#### [REQUIREMENT]
Leave out the pictures, and retype the remaining data exactly.

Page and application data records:
######

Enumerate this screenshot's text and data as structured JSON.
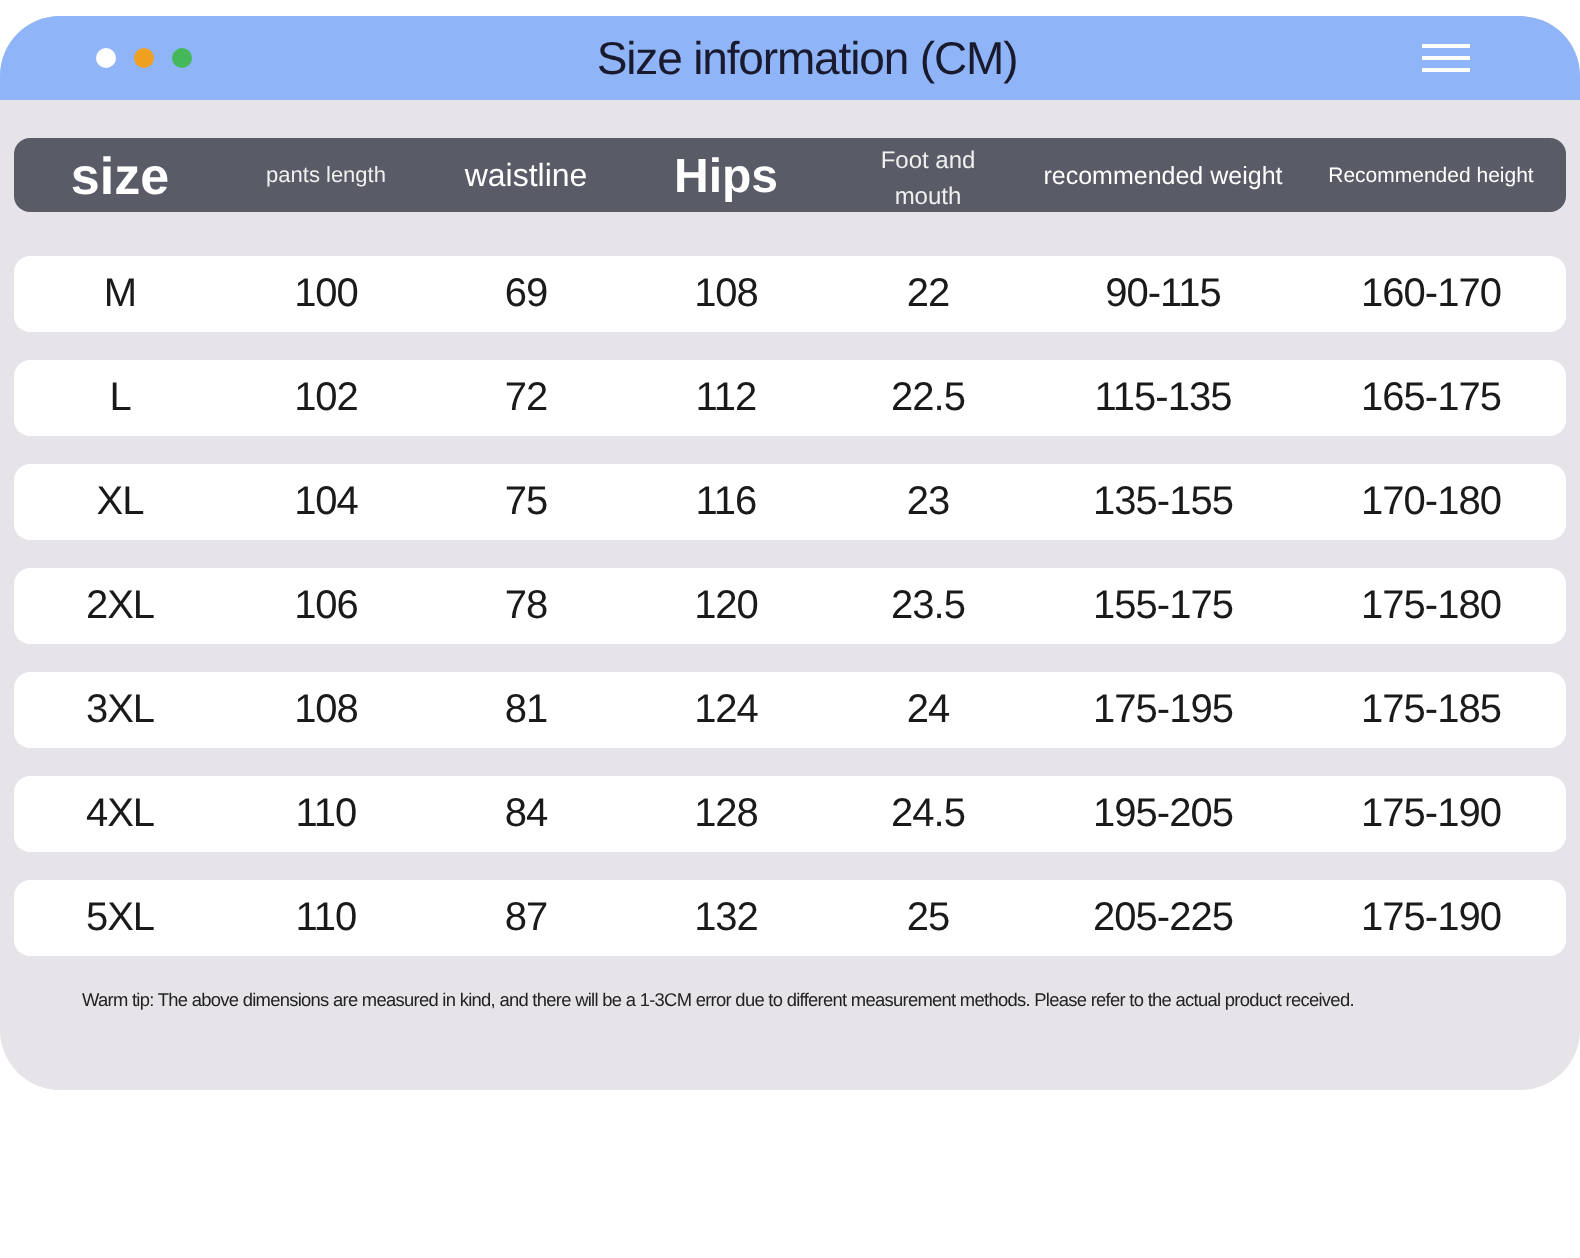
{
  "window": {
    "title": "Size information (CM)"
  },
  "table": {
    "columns": [
      "size",
      "pants length",
      "waistline",
      "Hips",
      "Foot and mouth",
      "recommended weight",
      "Recommended height"
    ],
    "rows": [
      [
        "M",
        "100",
        "69",
        "108",
        "22",
        "90-115",
        "160-170"
      ],
      [
        "L",
        "102",
        "72",
        "112",
        "22.5",
        "115-135",
        "165-175"
      ],
      [
        "XL",
        "104",
        "75",
        "116",
        "23",
        "135-155",
        "170-180"
      ],
      [
        "2XL",
        "106",
        "78",
        "120",
        "23.5",
        "155-175",
        "175-180"
      ],
      [
        "3XL",
        "108",
        "81",
        "124",
        "24",
        "175-195",
        "175-185"
      ],
      [
        "4XL",
        "110",
        "84",
        "128",
        "24.5",
        "195-205",
        "175-190"
      ],
      [
        "5XL",
        "110",
        "87",
        "132",
        "25",
        "205-225",
        "175-190"
      ]
    ]
  },
  "footnote": "Warm tip: The above dimensions are measured in kind, and there will be a 1-3CM error due to different measurement methods. Please refer to the actual product received."
}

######

#### [SOLUTION TO THE PROBLEM]
Enumerate this screenshot's text and data as structured JSON.
{
  "window": {
    "title": "Size information (CM)"
  },
  "table": {
    "columns": [
      "size",
      "pants length",
      "waistline",
      "Hips",
      "Foot and mouth",
      "recommended weight",
      "Recommended height"
    ],
    "rows": [
      [
        "M",
        "100",
        "69",
        "108",
        "22",
        "90-115",
        "160-170"
      ],
      [
        "L",
        "102",
        "72",
        "112",
        "22.5",
        "115-135",
        "165-175"
      ],
      [
        "XL",
        "104",
        "75",
        "116",
        "23",
        "135-155",
        "170-180"
      ],
      [
        "2XL",
        "106",
        "78",
        "120",
        "23.5",
        "155-175",
        "175-180"
      ],
      [
        "3XL",
        "108",
        "81",
        "124",
        "24",
        "175-195",
        "175-185"
      ],
      [
        "4XL",
        "110",
        "84",
        "128",
        "24.5",
        "195-205",
        "175-190"
      ],
      [
        "5XL",
        "110",
        "87",
        "132",
        "25",
        "205-225",
        "175-190"
      ]
    ]
  },
  "footnote": "Warm tip: The above dimensions are measured in kind, and there will be a 1-3CM error due to different measurement methods. Please refer to the actual product received."
}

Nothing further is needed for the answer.